Last week, three of Dzhokhar’s buddies were arrested and charged with trying to help him after learning of his status as the most wanted man in America. I tried to imagine how my college roommate would have reacted had she learned that I was a suspected terrorist. Would she dispose of evidence and lie to the police? No, she would not. Because she’s a decent human being! A nice person, if you will.
Of course, none of this is rocket science.
Most people know that helping terrorists is wrong, and that being a terrorist is even worse. We can bend over backward trying to understand what made the Tsarnaev brothers do what they allegedly did, and why Dzhokhar’s dumb pals tried to help him, but the more I learn about them, the only thing I find remotely remarkable about them is the vastness of their stupidity, their shallowness and their callow disregard for all other people.

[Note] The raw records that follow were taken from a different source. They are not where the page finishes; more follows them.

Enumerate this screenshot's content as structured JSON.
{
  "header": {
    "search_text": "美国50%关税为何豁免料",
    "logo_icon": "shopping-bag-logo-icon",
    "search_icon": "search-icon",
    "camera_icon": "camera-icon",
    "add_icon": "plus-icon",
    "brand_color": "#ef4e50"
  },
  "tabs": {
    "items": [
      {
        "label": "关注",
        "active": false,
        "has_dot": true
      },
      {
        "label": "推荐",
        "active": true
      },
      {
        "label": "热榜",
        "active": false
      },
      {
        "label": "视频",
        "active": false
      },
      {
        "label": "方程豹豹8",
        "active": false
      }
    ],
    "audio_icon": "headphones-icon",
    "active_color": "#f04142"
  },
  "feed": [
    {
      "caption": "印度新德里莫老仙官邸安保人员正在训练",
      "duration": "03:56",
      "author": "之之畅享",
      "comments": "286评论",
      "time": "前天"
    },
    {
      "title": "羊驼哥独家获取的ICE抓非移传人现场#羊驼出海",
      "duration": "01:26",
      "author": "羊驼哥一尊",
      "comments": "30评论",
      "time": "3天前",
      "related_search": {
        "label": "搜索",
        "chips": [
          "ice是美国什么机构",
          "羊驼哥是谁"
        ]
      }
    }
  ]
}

From what I can tell, the brothers’ Uncle Ruslan was pretty much on the mark when he described them as losers. None of this “Dzhokhar is really nice” nonsense from him.
Unfortunately, one of the things we’ve learned from the Boston Marathon bombing is that you don’t have to be an evil criminal genius to cause a huge amount of suffering and damage. Shallow, pathetic losers, it turns out, can inflict a lot of harm. And what should be clear to everyone is that nobody involved in this terrible crime should ever be mistaken for a nice person again.
Foss Forward makes a weekly appearance in print, in The Gazette’s Saturday Lifestyles section. You can email Sara at firstname.lastname@example.org.